▶ _TASK TO CARRY OUT_
A word-for-word repeat of the records below is what this calls for.

RECORDS FOR THE EXERCISE START

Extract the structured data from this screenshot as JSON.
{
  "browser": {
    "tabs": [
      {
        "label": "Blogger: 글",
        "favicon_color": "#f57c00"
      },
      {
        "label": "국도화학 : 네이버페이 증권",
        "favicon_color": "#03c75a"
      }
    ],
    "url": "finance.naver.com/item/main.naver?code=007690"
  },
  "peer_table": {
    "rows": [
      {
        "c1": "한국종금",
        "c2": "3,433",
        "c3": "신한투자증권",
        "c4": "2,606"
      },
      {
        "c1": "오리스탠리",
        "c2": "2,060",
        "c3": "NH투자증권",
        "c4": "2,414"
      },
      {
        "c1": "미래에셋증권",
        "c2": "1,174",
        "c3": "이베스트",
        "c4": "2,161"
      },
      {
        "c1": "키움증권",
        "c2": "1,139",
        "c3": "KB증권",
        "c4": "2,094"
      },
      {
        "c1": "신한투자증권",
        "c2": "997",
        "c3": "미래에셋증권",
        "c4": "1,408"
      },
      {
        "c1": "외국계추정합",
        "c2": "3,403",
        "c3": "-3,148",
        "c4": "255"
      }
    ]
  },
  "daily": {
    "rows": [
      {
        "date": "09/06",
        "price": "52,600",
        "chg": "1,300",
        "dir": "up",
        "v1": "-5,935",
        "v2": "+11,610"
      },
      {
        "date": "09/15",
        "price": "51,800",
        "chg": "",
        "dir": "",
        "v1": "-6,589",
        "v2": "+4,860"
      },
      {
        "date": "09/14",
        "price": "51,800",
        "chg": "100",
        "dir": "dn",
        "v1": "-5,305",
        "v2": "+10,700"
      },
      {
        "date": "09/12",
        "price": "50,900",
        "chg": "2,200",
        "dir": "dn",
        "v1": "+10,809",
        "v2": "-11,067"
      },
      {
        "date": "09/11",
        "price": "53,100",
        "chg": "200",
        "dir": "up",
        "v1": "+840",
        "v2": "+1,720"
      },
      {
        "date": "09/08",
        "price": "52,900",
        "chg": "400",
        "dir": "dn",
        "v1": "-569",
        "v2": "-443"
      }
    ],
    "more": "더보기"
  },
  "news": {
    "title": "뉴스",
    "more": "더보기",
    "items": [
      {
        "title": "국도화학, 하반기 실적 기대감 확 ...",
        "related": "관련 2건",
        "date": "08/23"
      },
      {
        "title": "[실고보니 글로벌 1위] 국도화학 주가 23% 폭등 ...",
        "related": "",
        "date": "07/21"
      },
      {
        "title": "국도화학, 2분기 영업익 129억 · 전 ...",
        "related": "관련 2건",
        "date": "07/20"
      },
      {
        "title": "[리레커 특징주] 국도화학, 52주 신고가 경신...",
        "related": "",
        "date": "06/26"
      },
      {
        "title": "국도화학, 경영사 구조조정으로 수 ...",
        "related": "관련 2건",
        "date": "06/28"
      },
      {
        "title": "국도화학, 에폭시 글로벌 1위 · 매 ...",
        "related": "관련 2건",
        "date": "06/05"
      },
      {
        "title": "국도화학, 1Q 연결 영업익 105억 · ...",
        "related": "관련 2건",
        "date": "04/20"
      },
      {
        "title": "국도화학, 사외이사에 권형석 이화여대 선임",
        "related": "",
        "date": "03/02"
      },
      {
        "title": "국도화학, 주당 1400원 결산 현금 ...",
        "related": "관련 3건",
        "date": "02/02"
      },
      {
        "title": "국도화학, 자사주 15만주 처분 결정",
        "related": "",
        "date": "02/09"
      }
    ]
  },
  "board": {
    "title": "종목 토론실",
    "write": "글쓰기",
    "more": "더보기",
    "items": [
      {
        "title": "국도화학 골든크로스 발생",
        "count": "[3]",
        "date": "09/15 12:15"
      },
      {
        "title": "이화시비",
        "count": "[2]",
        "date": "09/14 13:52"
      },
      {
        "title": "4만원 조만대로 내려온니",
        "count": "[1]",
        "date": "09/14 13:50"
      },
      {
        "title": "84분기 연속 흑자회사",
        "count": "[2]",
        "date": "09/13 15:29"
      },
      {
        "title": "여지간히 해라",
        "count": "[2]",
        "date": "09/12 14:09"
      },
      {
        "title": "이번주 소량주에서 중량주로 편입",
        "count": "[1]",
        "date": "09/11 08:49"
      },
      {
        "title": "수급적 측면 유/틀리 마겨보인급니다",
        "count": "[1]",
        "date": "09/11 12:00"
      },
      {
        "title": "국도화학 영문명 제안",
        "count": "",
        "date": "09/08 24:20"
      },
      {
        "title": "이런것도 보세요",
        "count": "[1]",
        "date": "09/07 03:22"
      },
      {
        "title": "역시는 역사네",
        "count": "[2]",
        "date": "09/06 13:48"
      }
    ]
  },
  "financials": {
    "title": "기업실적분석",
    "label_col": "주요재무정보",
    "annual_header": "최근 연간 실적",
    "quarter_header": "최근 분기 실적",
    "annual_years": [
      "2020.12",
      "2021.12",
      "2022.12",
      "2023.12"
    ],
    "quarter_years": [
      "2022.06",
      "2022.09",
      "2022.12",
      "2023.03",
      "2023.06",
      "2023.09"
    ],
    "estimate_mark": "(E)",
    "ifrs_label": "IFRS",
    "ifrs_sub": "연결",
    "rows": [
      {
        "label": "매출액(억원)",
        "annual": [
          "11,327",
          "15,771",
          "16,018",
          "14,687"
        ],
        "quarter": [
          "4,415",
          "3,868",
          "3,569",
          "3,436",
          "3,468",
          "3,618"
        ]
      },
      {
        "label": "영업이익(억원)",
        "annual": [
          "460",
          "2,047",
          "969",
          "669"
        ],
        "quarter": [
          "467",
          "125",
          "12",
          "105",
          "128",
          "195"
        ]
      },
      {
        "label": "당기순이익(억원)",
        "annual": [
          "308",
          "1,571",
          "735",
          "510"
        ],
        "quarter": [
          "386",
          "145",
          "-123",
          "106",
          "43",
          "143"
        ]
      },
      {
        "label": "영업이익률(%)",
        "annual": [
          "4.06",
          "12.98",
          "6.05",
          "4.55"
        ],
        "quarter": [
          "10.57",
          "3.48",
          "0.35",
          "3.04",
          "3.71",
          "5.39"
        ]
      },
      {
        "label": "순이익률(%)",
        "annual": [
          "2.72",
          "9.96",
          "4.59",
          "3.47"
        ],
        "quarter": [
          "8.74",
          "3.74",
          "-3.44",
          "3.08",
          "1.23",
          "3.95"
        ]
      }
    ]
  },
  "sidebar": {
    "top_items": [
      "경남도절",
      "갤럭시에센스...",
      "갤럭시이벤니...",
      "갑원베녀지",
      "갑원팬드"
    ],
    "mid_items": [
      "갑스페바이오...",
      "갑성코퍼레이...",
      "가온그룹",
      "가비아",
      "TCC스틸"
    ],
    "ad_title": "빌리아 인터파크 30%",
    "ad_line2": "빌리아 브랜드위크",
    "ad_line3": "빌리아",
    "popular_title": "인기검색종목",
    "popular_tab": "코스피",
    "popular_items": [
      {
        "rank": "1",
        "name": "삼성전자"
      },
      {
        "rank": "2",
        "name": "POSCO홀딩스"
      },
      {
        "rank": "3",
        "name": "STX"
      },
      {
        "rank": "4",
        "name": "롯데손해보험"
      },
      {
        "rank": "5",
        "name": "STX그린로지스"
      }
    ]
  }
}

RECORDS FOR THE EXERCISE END

▶ _SOLVED EXERCISE_
Extract the structured data from this screenshot as JSON.
{
  "browser": {
    "tabs": [
      {
        "label": "Blogger: 글",
        "favicon_color": "#f57c00"
      },
      {
        "label": "국도화학 : 네이버페이 증권",
        "favicon_color": "#03c75a"
      }
    ],
    "url": "finance.naver.com/item/main.naver?code=007690"
  },
  "peer_table": {
    "rows": [
      {
        "c1": "한국종금",
        "c2": "3,433",
        "c3": "신한투자증권",
        "c4": "2,606"
      },
      {
        "c1": "오리스탠리",
        "c2": "2,060",
        "c3": "NH투자증권",
        "c4": "2,414"
      },
      {
        "c1": "미래에셋증권",
        "c2": "1,174",
        "c3": "이베스트",
        "c4": "2,161"
      },
      {
        "c1": "키움증권",
        "c2": "1,139",
        "c3": "KB증권",
        "c4": "2,094"
      },
      {
        "c1": "신한투자증권",
        "c2": "997",
        "c3": "미래에셋증권",
        "c4": "1,408"
      },
      {
        "c1": "외국계추정합",
        "c2": "3,403",
        "c3": "-3,148",
        "c4": "255"
      }
    ]
  },
  "daily": {
    "rows": [
      {
        "date": "09/06",
        "price": "52,600",
        "chg": "1,300",
        "dir": "up",
        "v1": "-5,935",
        "v2": "+11,610"
      },
      {
        "date": "09/15",
        "price": "51,800",
        "chg": "",
        "dir": "",
        "v1": "-6,589",
        "v2": "+4,860"
      },
      {
        "date": "09/14",
        "price": "51,800",
        "chg": "100",
        "dir": "dn",
        "v1": "-5,305",
        "v2": "+10,700"
      },
      {
        "date": "09/12",
        "price": "50,900",
        "chg": "2,200",
        "dir": "dn",
        "v1": "+10,809",
        "v2": "-11,067"
      },
      {
        "date": "09/11",
        "price": "53,100",
        "chg": "200",
        "dir": "up",
        "v1": "+840",
        "v2": "+1,720"
      },
      {
        "date": "09/08",
        "price": "52,900",
        "chg": "400",
        "dir": "dn",
        "v1": "-569",
        "v2": "-443"
      }
    ],
    "more": "더보기"
  },
  "news": {
    "title": "뉴스",
    "more": "더보기",
    "items": [
      {
        "title": "국도화학, 하반기 실적 기대감 확 ...",
        "related": "관련 2건",
        "date": "08/23"
      },
      {
        "title": "[실고보니 글로벌 1위] 국도화학 주가 23% 폭등 ...",
        "related": "",
        "date": "07/21"
      },
      {
        "title": "국도화학, 2분기 영업익 129억 · 전 ...",
        "related": "관련 2건",
        "date": "07/20"
      },
      {
        "title": "[리레커 특징주] 국도화학, 52주 신고가 경신...",
        "related": "",
        "date": "06/26"
      },
      {
        "title": "국도화학, 경영사 구조조정으로 수 ...",
        "related": "관련 2건",
        "date": "06/28"
      },
      {
        "title": "국도화학, 에폭시 글로벌 1위 · 매 ...",
        "related": "관련 2건",
        "date": "06/05"
      },
      {
        "title": "국도화학, 1Q 연결 영업익 105억 · ...",
        "related": "관련 2건",
        "date": "04/20"
      },
      {
        "title": "국도화학, 사외이사에 권형석 이화여대 선임",
        "related": "",
        "date": "03/02"
      },
      {
        "title": "국도화학, 주당 1400원 결산 현금 ...",
        "related": "관련 3건",
        "date": "02/02"
      },
      {
        "title": "국도화학, 자사주 15만주 처분 결정",
        "related": "",
        "date": "02/09"
      }
    ]
  },
  "board": {
    "title": "종목 토론실",
    "write": "글쓰기",
    "more": "더보기",
    "items": [
      {
        "title": "국도화학 골든크로스 발생",
        "count": "[3]",
        "date": "09/15 12:15"
      },
      {
        "title": "이화시비",
        "count": "[2]",
        "date": "09/14 13:52"
      },
      {
        "title": "4만원 조만대로 내려온니",
        "count": "[1]",
        "date": "09/14 13:50"
      },
      {
        "title": "84분기 연속 흑자회사",
        "count": "[2]",
        "date": "09/13 15:29"
      },
      {
        "title": "여지간히 해라",
        "count": "[2]",
        "date": "09/12 14:09"
      },
      {
        "title": "이번주 소량주에서 중량주로 편입",
        "count": "[1]",
        "date": "09/11 08:49"
      },
      {
        "title": "수급적 측면 유/틀리 마겨보인급니다",
        "count": "[1]",
        "date": "09/11 12:00"
      },
      {
        "title": "국도화학 영문명 제안",
        "count": "",
        "date": "09/08 24:20"
      },
      {
        "title": "이런것도 보세요",
        "count": "[1]",
        "date": "09/07 03:22"
      },
      {
        "title": "역시는 역사네",
        "count": "[2]",
        "date": "09/06 13:48"
      }
    ]
  },
  "financials": {
    "title": "기업실적분석",
    "label_col": "주요재무정보",
    "annual_header": "최근 연간 실적",
    "quarter_header": "최근 분기 실적",
    "annual_years": [
      "2020.12",
      "2021.12",
      "2022.12",
      "2023.12"
    ],
    "quarter_years": [
      "2022.06",
      "2022.09",
      "2022.12",
      "2023.03",
      "2023.06",
      "2023.09"
    ],
    "estimate_mark": "(E)",
    "ifrs_label": "IFRS",
    "ifrs_sub": "연결",
    "rows": [
      {
        "label": "매출액(억원)",
        "annual": [
          "11,327",
          "15,771",
          "16,018",
          "14,687"
        ],
        "quarter": [
          "4,415",
          "3,868",
          "3,569",
          "3,436",
          "3,468",
          "3,618"
        ]
      },
      {
        "label": "영업이익(억원)",
        "annual": [
          "460",
          "2,047",
          "969",
          "669"
        ],
        "quarter": [
          "467",
          "125",
          "12",
          "105",
          "128",
          "195"
        ]
      },
      {
        "label": "당기순이익(억원)",
        "annual": [
          "308",
          "1,571",
          "735",
          "510"
        ],
        "quarter": [
          "386",
          "145",
          "-123",
          "106",
          "43",
          "143"
        ]
      },
      {
        "label": "영업이익률(%)",
        "annual": [
          "4.06",
          "12.98",
          "6.05",
          "4.55"
        ],
        "quarter": [
          "10.57",
          "3.48",
          "0.35",
          "3.04",
          "3.71",
          "5.39"
        ]
      },
      {
        "label": "순이익률(%)",
        "annual": [
          "2.72",
          "9.96",
          "4.59",
          "3.47"
        ],
        "quarter": [
          "8.74",
          "3.74",
          "-3.44",
          "3.08",
          "1.23",
          "3.95"
        ]
      }
    ]
  },
  "sidebar": {
    "top_items": [
      "경남도절",
      "갤럭시에센스...",
      "갤럭시이벤니...",
      "갑원베녀지",
      "갑원팬드"
    ],
    "mid_items": [
      "갑스페바이오...",
      "갑성코퍼레이...",
      "가온그룹",
      "가비아",
      "TCC스틸"
    ],
    "ad_title": "빌리아 인터파크 30%",
    "ad_line2": "빌리아 브랜드위크",
    "ad_line3": "빌리아",
    "popular_title": "인기검색종목",
    "popular_tab": "코스피",
    "popular_items": [
      {
        "rank": "1",
        "name": "삼성전자"
      },
      {
        "rank": "2",
        "name": "POSCO홀딩스"
      },
      {
        "rank": "3",
        "name": "STX"
      },
      {
        "rank": "4",
        "name": "롯데손해보험"
      },
      {
        "rank": "5",
        "name": "STX그린로지스"
      }
    ]
  }
}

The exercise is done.